Laugh-In wasn't Carne's first television series; that would have been Fair Exchange, with Lynn Loring, followed by Love on a Rooftop, an ahead-of-its-time sitcom in which she co-starred with Peter Duell. Nor was it her first brush with fame; that would probably have been her brief marriage to Burt Reynolds, who doesn't come off looking too well in Carne's account. But Laugh-In was what she became known for, and sadly, it was probably the height of her career. Poor health, a long history of problems with drugs and the law, and an unhappy life would plague her for years after, It might best be summed up by a Los Angeles Times reviewer who, reviewing her autobiography Laughing on the Outside, Crying on the Inside, wrote "And, finally, after those celebrities have sold every used-up comedy line, or discount-shoe, or 15-minute stint on a cable talk show, or two-minute cameo appearance,” one Los Angeles Times reviewer wrote, “they go into their Emotional Ready Reserve, and — drawing on resources they never even legitimately had — sell the very last things in their lives: their memories and fabrications."

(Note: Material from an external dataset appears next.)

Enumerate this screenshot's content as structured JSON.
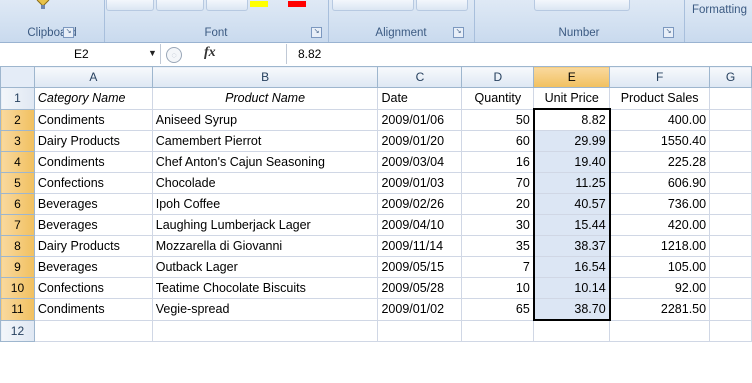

It's never fun reading something like that. A friend said she was pretty much a recluse her last few years, and one can only hope that there she might have found some modicum of the peace that she had missed for so long. She died this week at 76, leaving her demons, at least in this world, behind.